What is Trauma?
The word “trauma” can be defined both as a distressing event as well as the emotional effects that the distressing event has on us. A traumatic event is one in which a person experiences a situation which is physically or emotionally harmful, even life-threatening. A key ingredient of a traumatic event is that it contains a “power differential” whereby we are made to feel helpless in response to a person, event, or force of nature (SAMHSA, 2014). As a result of the traumatic event and the ensuing emotional response, we can have lasting effects that may negatively impact our functioning on a mental, physical, social, emotional, or spiritual level.
Three Types of Trauma
Traumatic events can be singular, repeated, or chronic. Singular, acute events occur at a specific point in time, such as a car accident, assault, break-in, or sudden death of a loved one. They are time limited and there is a clear beginning and end to the event.

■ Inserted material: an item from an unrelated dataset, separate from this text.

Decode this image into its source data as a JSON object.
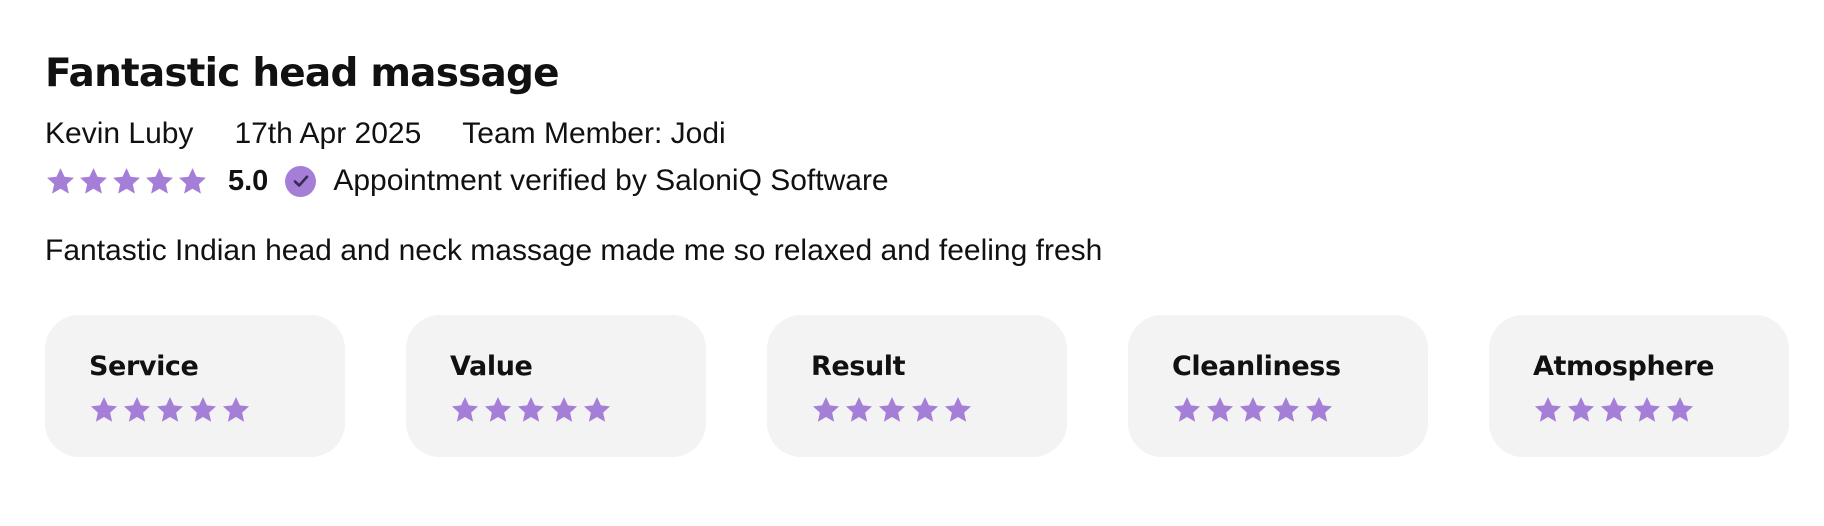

Repeated traumas mean that a person is exposed to multiple, consecutive traumatic situations, which can be separated by any amount of time, even years. Repeated traumas could be events such as repeated assaults, repeatedly being called upon by someone in crisis, or repeated exposure to violence such as in war or combat. The consecutive events can be unrelated as well, such as losing a loved one, experiencing a natural disaster, and being mugged.
The third type of trauma is chronic, meaning that a traumatic situation can become a sustained experience over time. This can occur with repeated physical, sexual, or emotional abuse or neglect during childhood, or being in a violent relationship.
Sometimes we can recover from a single trauma without mental health intervention. Yet each time we experience trauma and we don’t recover, it creates a greater vulnerability to being overwhelmed by future traumas.
Trauma responses not only can include immediate reactions (such as shock, denial, grief, or dissociation), but also long-lasting effects (such as flashbacks, nightmares, insomnia, mood swings, avoidance, shame, guilt, extreme vulnerability, fear, or helplessness). Our experience of a traumatic event may even change the beliefs we hold about ourselves and the world. For example, we may come to believe that people can’t be trusted or that the world cannot be trusted and that we are not fundamentally safe.
We as humans are wired for survival, and if we are placed in a situation where we feel threatened in some way, our brain and body will do everything it can to avoid experiencing that level of helplessness or fear ever again. Unfortunately, we usually end up reliving the trauma when confronting cues in the environment that trigger that sense of helplessness, or having debilitating avoidance of anything that reminds us of that threat.
When trauma is not resolved, it is almost as though we get stuck in the middle of our initial response to the trauma itself, and we never really fully feel safe, even when the danger is gone. “Traumatized individuals are stuck in chronic contraction; in this state of fixity, it seems to them like nothing will ever change” (Levine, 2015, pg. 55). When we feel “nothing will ever change,” it creates a feeling of hopelessness. For this reason, it’s incredibly important to seek treatment, because you can heal from trauma!
When to Seek Treatment
While it’s true that not everyone who experiences a traumatic situation will experience long-term adverse effects or need the help of a therapist to recover, there can be a lot of benefit to processing, grieving, and returning to a state of balance with the help of a trained therapist after a traumatic, disruptive life event. Especially when trauma has been repeated or chronic, there is a higher probability that you will experience long term adverse impacts on your mood, relationships, or self-image.
Individuals struggling with repeated embodied reminders of the hopelessness they experienced during the traumatic event may be subject to acquiring coping mechanisms that are ineffective in the long-term and potentially harmful, such as substance or alcohol abuse, chronic distraction, avoidance, or impulsive behavior. This makes it even more important to seek support.
Center for Substance Abuse Treatment (US). Trauma-Informed Care in Behavioral Health Services. Rockville (MD): Substance Abuse and Mental Health Services Administration (US); 2014. (Treatment Improvement Protocol (TIP) Series, No. 57.) Chapter 2, Trauma Awareness. Available from: https://www.ncbi.nlm.nih.gov/books/NBK207203/
Levine, P. (2015). Trauma and Memory: Brain and Body in a Search for the Living Past. North Atlantic Books.
SAHMSA’s Trauma and Justice Strategic Initiative. (July 2014). SAHMSA’s Concept of Trauma and Guidance for a Trauma-Informed Approach. National Center on Substance Abuse and Child Welfare. https://ncsacw.samhsa.gov/userfiles/files/SAMHSA_Trauma.pdf
Trauma. (2021). American Psychological Association. Retrieved on September 14th, 2021 from https://www.apa.org/topics/trauma.